|Tree of Life by Betsy Porter|
Once there was a TREE that gave and gave.
It gave shelter from the elements and food to the hungry.
It was beautiful…
One day, the tree died.
The animals of the forest were confused, hurt and afraid. They began to curse the tree. Some even started to lose faith in all the trees. They began to wonder WHY the forest even bothered to exist, if everything was just meant to die.
When the chatter got too loud the wise owl, spoke.
“It appears that this tree has died suddenly and some of you are very upset. Let us see if we might get to the bottom of what really happened. Does anyone remember anything odd?”
There was silence in the forest.
Then a sound came from bird. “I noticed one day, I was hungry but tree had no fruit. I asked the branches what was wrong and they said, the roots had not provided enough food or water.”
Squirrel chimed in “I remember hearing the branches crying as they snapped in the wind. I had to move my entire family out of our warm home. All because this this tree had bad roots! Let us dig out whatever is left of these horrible roots so that our other trees don’t get poisoned.”
Mole spoke next. “If I may say, I lived by those roots for generations. They were a hardworking bunch. They traveled for miles for water because branches had gotten so big they wouldn’t allow the soil any rain. I remember hearing the roots complain about how the branches bore fruit, even when there was no rain. The roots stayed alive long after the branches. They kept trying but couldn’t survive alone. It was clearly the branches fault!”
Chaos broke out amongst the tree dwellers, half siding with the roots and the other with the branches.

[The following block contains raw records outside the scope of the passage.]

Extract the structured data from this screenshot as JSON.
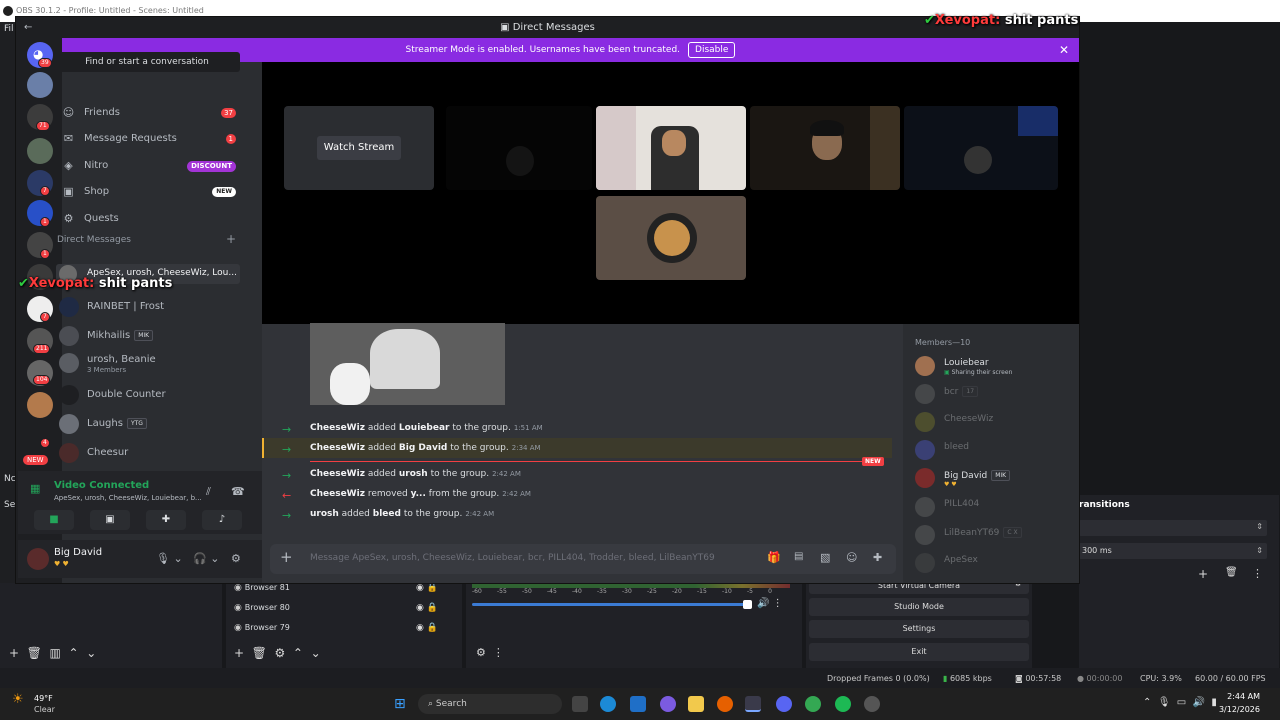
{
  "obs": {
    "title": "OBS 30.1.2 - Profile: Untitled - Scenes: Untitled",
    "menu_first": "Fil",
    "sources": [
      "Browser 81",
      "Browser 80",
      "Browser 79"
    ],
    "transitions_title": "ransitions",
    "duration": "300 ms",
    "controls": [
      "Start Virtual Camera",
      "Studio Mode",
      "Settings",
      "Exit"
    ],
    "status": {
      "dropped": "Dropped Frames 0 (0.0%)",
      "bitrate": "6085 kbps",
      "live_time": "00:57:58",
      "rec_time": "00:00:00",
      "cpu": "CPU: 3.9%",
      "fps": "60.00 / 60.00 FPS"
    },
    "left_edge_labels": [
      "Nc",
      "Se"
    ],
    "meter_ticks": [
      "-60",
      "-55",
      "-50",
      "-45",
      "-40",
      "-35",
      "-30",
      "-25",
      "-20",
      "-15",
      "-10",
      "-5",
      "0"
    ]
  },
  "overlay": {
    "name": "Xevopat:",
    "text": "shit pants"
  },
  "discord": {
    "window_title": "Direct Messages",
    "banner": {
      "text": "Streamer Mode is enabled. Usernames have been truncated.",
      "button": "Disable"
    },
    "search_placeholder": "Find or start a conversation",
    "nav": [
      {
        "label": "Friends",
        "badge": "37"
      },
      {
        "label": "Message Requests",
        "badge": "1"
      },
      {
        "label": "Nitro",
        "badge": "DISCOUNT"
      },
      {
        "label": "Shop",
        "badge": "NEW"
      },
      {
        "label": "Quests",
        "badge": ""
      }
    ],
    "dm_header": "Direct Messages",
    "dms": [
      {
        "name": "ApeSex, urosh, CheeseWiz, Lou...",
        "sub": ""
      },
      {
        "name": "RAINBET | Frost",
        "sub": ""
      },
      {
        "name": "Mikhailis",
        "tag": "MIK",
        "sub": ""
      },
      {
        "name": "urosh, Beanie",
        "sub": "3 Members"
      },
      {
        "name": "Double Counter",
        "sub": ""
      },
      {
        "name": "Laughs",
        "tag": "YTG",
        "sub": ""
      },
      {
        "name": "Cheesur",
        "sub": ""
      }
    ],
    "server_badges": [
      "39",
      "71",
      "7",
      "1",
      "1",
      "1",
      "7",
      "211",
      "104",
      "4",
      "NEW"
    ],
    "voice": {
      "status": "Video Connected",
      "channel": "ApeSex, urosh, CheeseWiz, Louiebear, b..."
    },
    "user": {
      "name": "Big David",
      "status": "♥ ♥"
    },
    "watch_stream": "Watch Stream",
    "messages": [
      {
        "actor": "CheeseWiz",
        "verb": "added",
        "target": "Louiebear",
        "tail": "to the group.",
        "time": "1:51 AM",
        "kind": "add"
      },
      {
        "actor": "CheeseWiz",
        "verb": "added",
        "target": "Big David",
        "tail": "to the group.",
        "time": "2:34 AM",
        "kind": "add"
      },
      {
        "actor": "CheeseWiz",
        "verb": "added",
        "target": "urosh",
        "tail": "to the group.",
        "time": "2:42 AM",
        "kind": "add"
      },
      {
        "actor": "CheeseWiz",
        "verb": "removed",
        "target": "y...",
        "tail": "from the group.",
        "time": "2:42 AM",
        "kind": "remove"
      },
      {
        "actor": "urosh",
        "verb": "added",
        "target": "bleed",
        "tail": "to the group.",
        "time": "2:42 AM",
        "kind": "add"
      }
    ],
    "new_badge": "NEW",
    "input_placeholder": "Message ApeSex, urosh, CheeseWiz, Louiebear, bcr, PILL404, Trodder, bleed, LilBeanYT69",
    "members_header": "Members—10",
    "members": [
      {
        "name": "Louiebear",
        "status": "Sharing their screen",
        "dim": false
      },
      {
        "name": "bcr",
        "status": "",
        "tag": "17",
        "dim": true
      },
      {
        "name": "CheeseWiz",
        "status": "",
        "dim": true
      },
      {
        "name": "bleed",
        "status": "",
        "dim": true
      },
      {
        "name": "Big David",
        "status": "",
        "tag": "MIK",
        "dim": false
      },
      {
        "name": "PILL404",
        "status": "",
        "dim": true
      },
      {
        "name": "LilBeanYT69",
        "status": "",
        "tag": "C X",
        "dim": true
      },
      {
        "name": "ApeSex",
        "status": "",
        "dim": true
      }
    ]
  },
  "taskbar": {
    "weather_temp": "49°F",
    "weather_text": "Clear",
    "search": "Search",
    "time": "2:44 AM",
    "date": "3/12/2026"
  }
}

Finally, owl spoke. “This beautiful tree has given life. The branches behaved exactly as they were made to and so did the roots. No one was at fault. It seems that both branches and roots have become part of the soil now and are still providing nutrients for the next generation of trees. Look around.”
The animals looked and noticed that the ground was covered in small saplings and they celebrated the possibility of new life.